>> be carefully thought through. For example, the Korean Hangul script
>> decomposes in a way that might interfere with searching operations (a
>> character that had a Levenshtein distance of '1' when composed might have a
>> distance as large as '4' when decomposed).
>>
>> The example 'character count': what exactly would be counted here? Unicode
>> code points? Graphemes?
>>
>> There are invisible characters in Unicode, such as variation selectors or
>> the new emoji skin tone characters, which may not meaningfully affect the
>> user's intention, but might prevent searches from being successful.
>>
>> Anyway, food for thought. I look forward to further discussion.
>>
>> ~Addison
>>
>> [1] http://w3c.github.io/charmod-norm/#definitionCaseFolding
>> [2] http://www.unicode.org/reports/tr10/#Searching
>>
>> > -----Original Message-----
>> > From: Doug Schepers [mailto:[hidden email]]
>> > Sent: Tuesday, May 12, 2015 11:47 AM
>> > To: i18n WG; Richard Ishida; Phillips, Addison; W3C Public Annotation
>> > List
>> > Subject: Feedback on i28n in Rangefinder API
>> >
>> > Hi, Addison, Richard, I18n–
>> >
>> > Oops, hit send too soon, sorry... resending.
>> >
>> > (BCCing the Web Annotation WG mailing list, to keep them in the loop)
>> >
>> > I'd like to schedule a liaison telcon between the Internationalization
>> > WG and
>> > the Web Annotation WG, to discuss issues around a client-side API for
>> > searching for strings in a web document.
>> >
>> > The Web Annotation WG is chartered to deliver a spec for "fuzzy
>> > anchoring",
>> > which basically means a way to link to a specific passage in a document,
>> > even
>> > if there is no ID and even if the document may have changed.
>> >
>> > One manifestation of this is my Rangefinder API spec [1], which is
>> > basically a
>> > find-in-page API with fuzzy matching (e.g. case folding, Levenshtein
>> > distance
>> > tolerance, Unicode normalization [2]) and location scoping.
>> >
>> > For the Unicode normalization, we'd like to refer normatively to the
>> > updated
>> > Charmod-Norm [3]. In any case, we'd like to discuss our use cases and
>> > requirements around i18n with you, for your best advice on how we should
>> > proceed.
>> >
>> > I spoke with Richard today, and he suggested the best next step would be
>> > have you take a look at my rough early draft of the Rangefinder API, so
>> > we
>> > have some basis for discussion.
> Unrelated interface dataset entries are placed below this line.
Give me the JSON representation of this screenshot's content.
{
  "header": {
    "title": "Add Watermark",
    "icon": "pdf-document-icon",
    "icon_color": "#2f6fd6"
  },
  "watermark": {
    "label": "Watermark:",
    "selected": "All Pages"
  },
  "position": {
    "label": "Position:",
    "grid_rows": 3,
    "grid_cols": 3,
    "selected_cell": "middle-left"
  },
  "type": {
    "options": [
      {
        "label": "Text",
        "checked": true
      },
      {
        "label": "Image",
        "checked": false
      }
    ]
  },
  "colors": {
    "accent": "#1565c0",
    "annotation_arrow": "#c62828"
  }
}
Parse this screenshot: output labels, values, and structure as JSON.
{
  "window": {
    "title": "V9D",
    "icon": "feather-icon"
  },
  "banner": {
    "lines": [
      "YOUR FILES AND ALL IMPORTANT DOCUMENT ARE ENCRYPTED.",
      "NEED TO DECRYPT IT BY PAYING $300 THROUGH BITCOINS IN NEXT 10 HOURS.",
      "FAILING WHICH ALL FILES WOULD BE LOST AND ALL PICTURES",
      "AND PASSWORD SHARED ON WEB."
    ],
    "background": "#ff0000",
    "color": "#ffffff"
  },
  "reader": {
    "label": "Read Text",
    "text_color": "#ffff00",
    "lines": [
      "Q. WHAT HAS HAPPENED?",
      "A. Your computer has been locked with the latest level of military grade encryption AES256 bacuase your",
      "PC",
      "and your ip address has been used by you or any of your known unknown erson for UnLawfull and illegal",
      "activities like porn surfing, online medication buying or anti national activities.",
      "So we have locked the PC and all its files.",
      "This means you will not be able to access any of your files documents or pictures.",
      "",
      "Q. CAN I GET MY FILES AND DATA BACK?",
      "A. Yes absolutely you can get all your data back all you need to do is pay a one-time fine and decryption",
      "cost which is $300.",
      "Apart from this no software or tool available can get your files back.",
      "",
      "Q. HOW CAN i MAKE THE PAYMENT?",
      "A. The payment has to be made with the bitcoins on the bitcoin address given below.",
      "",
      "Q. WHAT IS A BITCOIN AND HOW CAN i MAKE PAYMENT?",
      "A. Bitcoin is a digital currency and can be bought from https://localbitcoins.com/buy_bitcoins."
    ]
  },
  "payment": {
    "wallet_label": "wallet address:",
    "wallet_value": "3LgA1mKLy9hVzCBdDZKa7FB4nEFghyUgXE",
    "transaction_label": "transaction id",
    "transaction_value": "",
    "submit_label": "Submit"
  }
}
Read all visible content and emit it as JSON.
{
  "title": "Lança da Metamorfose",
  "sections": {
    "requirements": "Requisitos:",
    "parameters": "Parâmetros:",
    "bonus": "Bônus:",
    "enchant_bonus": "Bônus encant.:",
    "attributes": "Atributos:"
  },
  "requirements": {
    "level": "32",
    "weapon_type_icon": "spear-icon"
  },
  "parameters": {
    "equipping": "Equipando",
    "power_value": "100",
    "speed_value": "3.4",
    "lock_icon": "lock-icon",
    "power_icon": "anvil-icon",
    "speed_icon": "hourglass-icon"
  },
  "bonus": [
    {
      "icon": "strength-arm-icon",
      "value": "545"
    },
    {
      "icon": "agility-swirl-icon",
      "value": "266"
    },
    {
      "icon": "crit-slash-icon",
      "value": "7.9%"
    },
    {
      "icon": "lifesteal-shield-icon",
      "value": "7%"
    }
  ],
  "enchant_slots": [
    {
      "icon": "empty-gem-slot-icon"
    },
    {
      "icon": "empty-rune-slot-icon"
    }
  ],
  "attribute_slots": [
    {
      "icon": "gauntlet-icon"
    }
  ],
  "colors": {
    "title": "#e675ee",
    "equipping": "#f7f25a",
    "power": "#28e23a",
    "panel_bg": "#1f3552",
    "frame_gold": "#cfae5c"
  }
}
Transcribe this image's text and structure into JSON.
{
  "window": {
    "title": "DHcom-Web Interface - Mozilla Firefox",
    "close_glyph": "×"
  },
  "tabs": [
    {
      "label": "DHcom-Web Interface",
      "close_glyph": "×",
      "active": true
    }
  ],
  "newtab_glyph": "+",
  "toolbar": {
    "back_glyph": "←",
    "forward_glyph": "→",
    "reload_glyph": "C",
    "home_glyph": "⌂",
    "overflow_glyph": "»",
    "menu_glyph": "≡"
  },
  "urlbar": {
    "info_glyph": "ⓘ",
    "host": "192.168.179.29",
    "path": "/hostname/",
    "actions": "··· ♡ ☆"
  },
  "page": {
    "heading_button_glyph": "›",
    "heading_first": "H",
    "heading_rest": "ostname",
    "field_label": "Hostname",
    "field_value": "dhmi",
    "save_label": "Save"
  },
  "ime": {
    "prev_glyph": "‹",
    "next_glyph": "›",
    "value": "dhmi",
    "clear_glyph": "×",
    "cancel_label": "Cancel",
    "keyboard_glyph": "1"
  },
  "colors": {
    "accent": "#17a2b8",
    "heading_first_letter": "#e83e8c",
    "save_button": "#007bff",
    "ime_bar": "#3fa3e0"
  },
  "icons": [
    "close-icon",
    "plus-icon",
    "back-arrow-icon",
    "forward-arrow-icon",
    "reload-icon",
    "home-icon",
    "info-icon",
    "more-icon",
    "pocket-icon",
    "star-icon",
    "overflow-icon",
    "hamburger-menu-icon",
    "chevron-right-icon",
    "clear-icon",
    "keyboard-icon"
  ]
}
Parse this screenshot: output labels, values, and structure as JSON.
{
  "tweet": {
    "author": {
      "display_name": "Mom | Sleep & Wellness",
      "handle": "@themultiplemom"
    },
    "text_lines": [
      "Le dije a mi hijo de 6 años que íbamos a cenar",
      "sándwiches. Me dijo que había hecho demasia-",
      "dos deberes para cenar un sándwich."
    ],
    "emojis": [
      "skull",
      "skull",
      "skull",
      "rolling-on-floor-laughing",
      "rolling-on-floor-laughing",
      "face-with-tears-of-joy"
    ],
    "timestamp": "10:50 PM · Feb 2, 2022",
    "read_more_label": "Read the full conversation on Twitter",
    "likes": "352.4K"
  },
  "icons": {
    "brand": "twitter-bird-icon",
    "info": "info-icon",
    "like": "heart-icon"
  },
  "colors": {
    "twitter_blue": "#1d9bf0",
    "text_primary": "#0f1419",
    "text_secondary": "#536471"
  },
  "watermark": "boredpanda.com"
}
Please excuse the sketchy nature of the
>> > spec,
>> > and note that the examples are illustrative but out of date with the
>> > spec's
>> > development.
>> >
>> > If you want to meet, would you want to join us, or have some of us join
>> > you?
>> > We normally meet on Wednesdays at 11am ET.
>> >
>> >
>> > [1] http://w3c.github.io/rangefinder/
>> > [2] http://w3c.github.io/rangefinder/#widl-RangeFinder-unicodeFolding
>> > [3] http://www.w3.org/TR/2014/WD-charmod-norm-20140715/
>> >
>> > Regards–
>> > –Doug
>> >
>>
>
>
>
> --
> Rob Sanderson
> Information Standards Advocate
> Digital Library Systems and Services
> Stanford, CA 94305